Saturday, July 19, 2014

Limo buses and culture clashes

Photo: Defend the Bay Area

A letter in the July 21 edition of the New Yorker in response to a story about San Francisco, California Screaming, in a previous issue:

The squabbling about limo buses and culture clash misses the point about the civic irresponsibility of Silicon Valley business interests. Advocating intensive building to increase density in San Francisco will do nothing for Bay Area housing affordability. All this does is make developers rich. As soon as a unit in San Francisco becomes available, its price becomes exorbitant. The Bay Area has plenty of land for residential development: it’s in the South Bay. If the tech giants really cared, they would sponsor—or strong-arm—residential development near their sprawling, ever-growing campuses instead of busing their employees in from San Francisco. The assumption that San Francisco must adapt to being a bedroom community for Silicon Valley is erroneous. Better regional planning is necessary. New housing should not be the burden of San Francisco alone.

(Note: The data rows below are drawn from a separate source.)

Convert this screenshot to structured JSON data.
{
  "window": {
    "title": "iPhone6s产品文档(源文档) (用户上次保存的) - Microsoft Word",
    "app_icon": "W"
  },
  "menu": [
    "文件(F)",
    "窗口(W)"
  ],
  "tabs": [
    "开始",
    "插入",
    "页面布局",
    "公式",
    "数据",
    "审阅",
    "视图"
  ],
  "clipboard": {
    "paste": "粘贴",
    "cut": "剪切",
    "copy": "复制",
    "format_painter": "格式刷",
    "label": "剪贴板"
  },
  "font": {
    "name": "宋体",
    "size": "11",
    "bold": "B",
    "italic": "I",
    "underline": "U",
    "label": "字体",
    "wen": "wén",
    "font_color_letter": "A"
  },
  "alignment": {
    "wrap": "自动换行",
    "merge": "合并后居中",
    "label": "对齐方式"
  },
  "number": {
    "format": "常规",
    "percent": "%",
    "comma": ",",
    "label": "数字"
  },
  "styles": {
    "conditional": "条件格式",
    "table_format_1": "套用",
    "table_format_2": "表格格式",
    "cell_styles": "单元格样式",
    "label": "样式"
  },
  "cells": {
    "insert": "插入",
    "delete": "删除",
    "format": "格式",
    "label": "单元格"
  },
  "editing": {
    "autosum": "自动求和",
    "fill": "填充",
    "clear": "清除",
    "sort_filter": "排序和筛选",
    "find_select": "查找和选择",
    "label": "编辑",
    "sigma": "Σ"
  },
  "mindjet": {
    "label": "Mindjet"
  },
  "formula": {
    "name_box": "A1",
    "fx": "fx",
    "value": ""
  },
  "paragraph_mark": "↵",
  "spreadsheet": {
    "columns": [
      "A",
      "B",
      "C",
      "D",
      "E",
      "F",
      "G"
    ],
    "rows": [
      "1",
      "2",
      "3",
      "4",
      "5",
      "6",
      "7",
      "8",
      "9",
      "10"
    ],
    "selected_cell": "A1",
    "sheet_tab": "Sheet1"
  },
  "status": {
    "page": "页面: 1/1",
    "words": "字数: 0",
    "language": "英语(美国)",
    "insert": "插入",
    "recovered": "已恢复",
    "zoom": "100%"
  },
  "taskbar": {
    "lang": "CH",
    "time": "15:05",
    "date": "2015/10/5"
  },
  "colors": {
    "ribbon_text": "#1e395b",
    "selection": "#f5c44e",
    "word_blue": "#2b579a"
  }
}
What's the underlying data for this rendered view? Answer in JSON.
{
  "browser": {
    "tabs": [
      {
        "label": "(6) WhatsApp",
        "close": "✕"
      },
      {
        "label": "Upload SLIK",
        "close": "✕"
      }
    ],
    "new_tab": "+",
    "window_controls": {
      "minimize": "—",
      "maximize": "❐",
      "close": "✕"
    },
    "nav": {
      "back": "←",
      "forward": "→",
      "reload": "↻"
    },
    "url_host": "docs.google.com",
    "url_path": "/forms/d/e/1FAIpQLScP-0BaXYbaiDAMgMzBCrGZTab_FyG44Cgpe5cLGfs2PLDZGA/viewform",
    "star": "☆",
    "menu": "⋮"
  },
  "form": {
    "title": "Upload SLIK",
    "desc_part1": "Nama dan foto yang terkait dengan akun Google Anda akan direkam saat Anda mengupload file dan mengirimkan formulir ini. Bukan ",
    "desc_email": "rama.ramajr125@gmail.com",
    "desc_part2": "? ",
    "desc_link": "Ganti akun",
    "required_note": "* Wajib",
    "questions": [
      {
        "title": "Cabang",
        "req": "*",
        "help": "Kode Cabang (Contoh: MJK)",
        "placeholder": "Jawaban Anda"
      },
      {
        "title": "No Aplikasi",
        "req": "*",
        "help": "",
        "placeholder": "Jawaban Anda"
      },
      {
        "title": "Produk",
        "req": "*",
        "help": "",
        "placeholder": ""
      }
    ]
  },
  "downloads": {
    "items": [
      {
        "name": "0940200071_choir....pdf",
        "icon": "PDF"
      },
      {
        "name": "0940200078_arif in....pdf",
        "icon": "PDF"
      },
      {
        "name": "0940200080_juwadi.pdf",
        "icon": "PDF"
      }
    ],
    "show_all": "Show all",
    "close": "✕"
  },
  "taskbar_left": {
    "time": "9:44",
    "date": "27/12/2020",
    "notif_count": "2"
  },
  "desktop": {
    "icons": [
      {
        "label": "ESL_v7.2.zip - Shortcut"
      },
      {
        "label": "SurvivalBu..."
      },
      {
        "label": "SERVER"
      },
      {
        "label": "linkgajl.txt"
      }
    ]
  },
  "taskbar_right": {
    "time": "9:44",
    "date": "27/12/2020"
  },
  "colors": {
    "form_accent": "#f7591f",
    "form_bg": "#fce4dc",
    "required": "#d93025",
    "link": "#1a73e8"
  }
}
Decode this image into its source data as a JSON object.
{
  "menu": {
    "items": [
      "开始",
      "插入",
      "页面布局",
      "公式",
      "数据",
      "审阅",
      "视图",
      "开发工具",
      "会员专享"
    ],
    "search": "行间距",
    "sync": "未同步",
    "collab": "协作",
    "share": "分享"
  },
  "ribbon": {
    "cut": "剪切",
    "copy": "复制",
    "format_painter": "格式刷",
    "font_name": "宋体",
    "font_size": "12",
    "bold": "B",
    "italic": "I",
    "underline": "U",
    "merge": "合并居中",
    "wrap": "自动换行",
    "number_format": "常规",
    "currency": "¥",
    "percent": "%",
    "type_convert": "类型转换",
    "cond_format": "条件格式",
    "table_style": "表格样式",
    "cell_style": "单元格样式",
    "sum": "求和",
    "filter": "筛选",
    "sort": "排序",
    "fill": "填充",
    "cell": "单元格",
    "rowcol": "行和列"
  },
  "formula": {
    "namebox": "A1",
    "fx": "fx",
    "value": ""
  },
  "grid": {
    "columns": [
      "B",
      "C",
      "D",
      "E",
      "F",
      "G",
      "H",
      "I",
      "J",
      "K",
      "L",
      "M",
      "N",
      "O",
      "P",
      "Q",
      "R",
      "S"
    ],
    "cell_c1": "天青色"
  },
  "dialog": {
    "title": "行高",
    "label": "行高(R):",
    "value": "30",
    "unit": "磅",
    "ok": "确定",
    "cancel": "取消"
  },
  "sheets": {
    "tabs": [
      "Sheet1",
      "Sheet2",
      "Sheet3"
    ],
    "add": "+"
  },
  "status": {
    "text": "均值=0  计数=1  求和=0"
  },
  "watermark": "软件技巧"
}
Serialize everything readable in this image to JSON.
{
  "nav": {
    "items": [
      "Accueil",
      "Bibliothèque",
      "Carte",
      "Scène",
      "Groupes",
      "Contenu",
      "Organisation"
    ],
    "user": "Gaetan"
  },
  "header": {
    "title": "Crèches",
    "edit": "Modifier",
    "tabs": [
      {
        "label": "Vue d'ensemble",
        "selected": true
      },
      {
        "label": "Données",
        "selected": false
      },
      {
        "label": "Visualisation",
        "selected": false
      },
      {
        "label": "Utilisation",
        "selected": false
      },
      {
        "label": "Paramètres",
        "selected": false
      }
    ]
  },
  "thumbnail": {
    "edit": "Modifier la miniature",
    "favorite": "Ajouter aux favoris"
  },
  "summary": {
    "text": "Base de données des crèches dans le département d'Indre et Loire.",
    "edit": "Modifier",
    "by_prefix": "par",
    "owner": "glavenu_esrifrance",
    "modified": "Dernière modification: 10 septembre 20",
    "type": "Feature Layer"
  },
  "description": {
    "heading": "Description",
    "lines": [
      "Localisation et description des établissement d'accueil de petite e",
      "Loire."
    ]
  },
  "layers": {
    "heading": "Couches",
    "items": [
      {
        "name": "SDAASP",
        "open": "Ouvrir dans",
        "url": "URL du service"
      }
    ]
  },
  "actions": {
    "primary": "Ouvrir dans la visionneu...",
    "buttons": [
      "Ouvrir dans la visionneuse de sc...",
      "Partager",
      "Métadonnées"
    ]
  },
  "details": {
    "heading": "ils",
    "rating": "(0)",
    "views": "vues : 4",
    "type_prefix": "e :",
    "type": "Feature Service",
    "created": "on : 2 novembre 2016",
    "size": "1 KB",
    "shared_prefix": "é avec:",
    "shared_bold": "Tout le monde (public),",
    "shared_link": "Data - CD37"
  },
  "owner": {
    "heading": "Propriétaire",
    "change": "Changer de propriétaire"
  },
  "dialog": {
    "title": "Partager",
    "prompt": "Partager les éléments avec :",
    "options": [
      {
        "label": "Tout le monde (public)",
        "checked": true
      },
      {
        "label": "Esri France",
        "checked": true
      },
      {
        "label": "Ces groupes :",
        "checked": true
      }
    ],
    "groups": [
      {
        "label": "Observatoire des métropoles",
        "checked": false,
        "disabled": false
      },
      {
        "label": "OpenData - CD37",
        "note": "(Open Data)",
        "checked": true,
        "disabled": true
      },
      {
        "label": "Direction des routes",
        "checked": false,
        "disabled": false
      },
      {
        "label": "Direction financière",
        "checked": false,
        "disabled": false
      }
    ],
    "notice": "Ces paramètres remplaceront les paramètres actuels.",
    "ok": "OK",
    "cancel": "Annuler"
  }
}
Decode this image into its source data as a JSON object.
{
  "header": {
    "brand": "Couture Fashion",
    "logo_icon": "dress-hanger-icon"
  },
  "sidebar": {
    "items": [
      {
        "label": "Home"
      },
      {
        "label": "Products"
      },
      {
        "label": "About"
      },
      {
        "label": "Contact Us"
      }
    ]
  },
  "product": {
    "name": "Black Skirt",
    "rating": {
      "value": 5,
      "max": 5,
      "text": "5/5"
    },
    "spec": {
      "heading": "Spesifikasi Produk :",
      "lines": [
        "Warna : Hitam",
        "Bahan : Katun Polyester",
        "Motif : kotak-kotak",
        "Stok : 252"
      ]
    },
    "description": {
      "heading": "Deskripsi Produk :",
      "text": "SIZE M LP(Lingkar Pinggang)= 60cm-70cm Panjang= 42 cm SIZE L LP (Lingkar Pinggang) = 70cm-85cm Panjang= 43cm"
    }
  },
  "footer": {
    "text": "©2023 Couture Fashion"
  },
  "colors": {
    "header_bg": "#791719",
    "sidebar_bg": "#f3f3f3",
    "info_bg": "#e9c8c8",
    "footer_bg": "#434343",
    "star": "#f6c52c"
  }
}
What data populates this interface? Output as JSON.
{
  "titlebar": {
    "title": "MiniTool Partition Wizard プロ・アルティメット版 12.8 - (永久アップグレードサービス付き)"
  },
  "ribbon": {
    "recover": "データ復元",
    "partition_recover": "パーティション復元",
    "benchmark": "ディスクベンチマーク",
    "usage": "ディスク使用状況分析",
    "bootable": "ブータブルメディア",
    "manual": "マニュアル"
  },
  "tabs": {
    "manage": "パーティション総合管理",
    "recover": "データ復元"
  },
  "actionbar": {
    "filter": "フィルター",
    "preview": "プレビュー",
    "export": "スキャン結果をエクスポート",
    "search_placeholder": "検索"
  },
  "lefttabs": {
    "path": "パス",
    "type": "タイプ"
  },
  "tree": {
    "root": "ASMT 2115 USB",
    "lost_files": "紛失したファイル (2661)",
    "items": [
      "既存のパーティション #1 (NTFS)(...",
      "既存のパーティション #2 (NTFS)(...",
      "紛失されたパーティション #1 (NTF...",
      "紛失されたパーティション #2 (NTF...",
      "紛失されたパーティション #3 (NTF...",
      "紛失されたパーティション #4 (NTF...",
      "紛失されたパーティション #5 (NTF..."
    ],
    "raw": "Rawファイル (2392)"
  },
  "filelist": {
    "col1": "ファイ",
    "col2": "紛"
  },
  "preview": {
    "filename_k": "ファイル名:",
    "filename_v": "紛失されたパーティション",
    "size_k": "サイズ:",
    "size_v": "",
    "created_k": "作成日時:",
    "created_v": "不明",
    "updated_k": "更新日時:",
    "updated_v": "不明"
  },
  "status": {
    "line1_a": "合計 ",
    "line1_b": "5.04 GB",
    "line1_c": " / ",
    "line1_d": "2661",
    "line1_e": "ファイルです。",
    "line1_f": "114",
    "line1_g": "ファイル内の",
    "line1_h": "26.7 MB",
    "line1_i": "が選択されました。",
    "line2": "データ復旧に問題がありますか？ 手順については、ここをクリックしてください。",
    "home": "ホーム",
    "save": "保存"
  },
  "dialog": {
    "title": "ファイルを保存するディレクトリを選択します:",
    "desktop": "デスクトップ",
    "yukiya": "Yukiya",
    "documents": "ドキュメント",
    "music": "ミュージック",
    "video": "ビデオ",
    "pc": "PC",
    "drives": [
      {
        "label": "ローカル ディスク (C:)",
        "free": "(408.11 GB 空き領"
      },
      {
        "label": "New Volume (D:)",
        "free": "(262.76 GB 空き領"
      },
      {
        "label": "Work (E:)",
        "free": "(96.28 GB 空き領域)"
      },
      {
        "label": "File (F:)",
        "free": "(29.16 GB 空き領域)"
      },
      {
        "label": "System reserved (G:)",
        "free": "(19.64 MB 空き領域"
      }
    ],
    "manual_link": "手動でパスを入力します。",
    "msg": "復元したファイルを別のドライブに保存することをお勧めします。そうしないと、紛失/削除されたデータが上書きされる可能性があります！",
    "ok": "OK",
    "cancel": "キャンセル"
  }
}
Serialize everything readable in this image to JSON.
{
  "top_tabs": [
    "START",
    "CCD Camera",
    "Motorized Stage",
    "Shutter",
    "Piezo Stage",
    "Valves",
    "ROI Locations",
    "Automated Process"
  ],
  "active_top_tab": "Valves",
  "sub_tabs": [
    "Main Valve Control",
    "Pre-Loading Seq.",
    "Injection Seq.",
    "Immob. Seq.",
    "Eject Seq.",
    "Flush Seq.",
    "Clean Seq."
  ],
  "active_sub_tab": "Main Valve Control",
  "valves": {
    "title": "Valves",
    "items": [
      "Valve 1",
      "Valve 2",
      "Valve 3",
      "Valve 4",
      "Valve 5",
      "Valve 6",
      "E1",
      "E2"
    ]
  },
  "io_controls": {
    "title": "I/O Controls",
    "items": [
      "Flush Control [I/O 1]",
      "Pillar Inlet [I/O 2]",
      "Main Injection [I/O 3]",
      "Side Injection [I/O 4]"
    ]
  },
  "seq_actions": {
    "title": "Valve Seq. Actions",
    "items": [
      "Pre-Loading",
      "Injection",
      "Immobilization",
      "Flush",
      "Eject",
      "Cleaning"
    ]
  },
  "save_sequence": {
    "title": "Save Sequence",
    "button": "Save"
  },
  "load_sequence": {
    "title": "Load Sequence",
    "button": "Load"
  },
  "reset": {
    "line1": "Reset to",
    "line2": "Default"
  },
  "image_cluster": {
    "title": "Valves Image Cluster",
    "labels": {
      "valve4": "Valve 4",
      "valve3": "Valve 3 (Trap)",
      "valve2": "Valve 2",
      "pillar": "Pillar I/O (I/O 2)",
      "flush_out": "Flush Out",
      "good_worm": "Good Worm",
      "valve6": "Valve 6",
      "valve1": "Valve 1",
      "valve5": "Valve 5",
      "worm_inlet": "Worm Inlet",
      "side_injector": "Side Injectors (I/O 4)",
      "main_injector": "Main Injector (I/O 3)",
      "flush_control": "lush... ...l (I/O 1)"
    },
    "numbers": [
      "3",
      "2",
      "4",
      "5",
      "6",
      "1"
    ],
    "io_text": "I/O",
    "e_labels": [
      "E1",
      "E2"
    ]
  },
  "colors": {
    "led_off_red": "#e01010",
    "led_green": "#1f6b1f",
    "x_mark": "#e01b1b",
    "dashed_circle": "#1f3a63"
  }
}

Adele Framer
San Francisco

Earlier posts on the Google bus issue here and here.

Labels: , ,

Elizabeth Warren: "We can’t win what we won’t fight for"

AP photo

Elizabeth Warren's speech to Netroots Nation, transcribed by Alternet:

A lot of us in this room have a lot of history. Five years ago, I was fighting hard for a new consumer agency to keep the big banks from [over]charging families on mortgages and credit cards. I went to see a lot of experts in Washington. I went to try to talk to people about the idea for this agency. The economy had crashed. Here was one way that we could fix things so it wouldn’t happen again. This is one way to level the playing field a little bit for families.

So I went and talked to these experts—and a lot of people on our side—and they almost all told me the same two things. The first thing they said was, “Great idea. This could actually make a real difference in people’s lives. The second thing they said was, “Don’t do it. Don’t even get out there and fight for it. Don’t do it because the biggest banks in this country will hate it and you will lose.” Well, the experts got that half-right. No surprise, the big banks really did hate it. They spent—are you ready for this—in addition to all their campaign contributions and everything else—they spent more than a million dollars a day for more than a year, lobbying against financial reforms. They really put their money where their mouth is on this one.

But the experts were also very wrong. We fought back and we won. We won—and that’s what I want to talk about today. We won because you and a zillion other people across this country got in the fight. We won because you got out there. Your broke news. You wrote opinion pieces. You organized petitions. You built coalitions. You kept that idea alive. You called out sleazy lobbyists and cowardly politicians. You said we—we the people—will have this agency and you are the ones who won. You won this fight.

And you know, it matters. These fights really do matter. That agency is almost three years old now and it has already forced the biggest financial institutions in this country to return more than $4 billion to consumers they cheated. But never miss the central point of this story. The CFPP is proof of how democracy can work in the 21stcentury. It is proof that if we push back against the biggest, strongest, most ruthless lobbying effort in the country; that if we push back hard that we can win. We fight, we win...

Labels: ,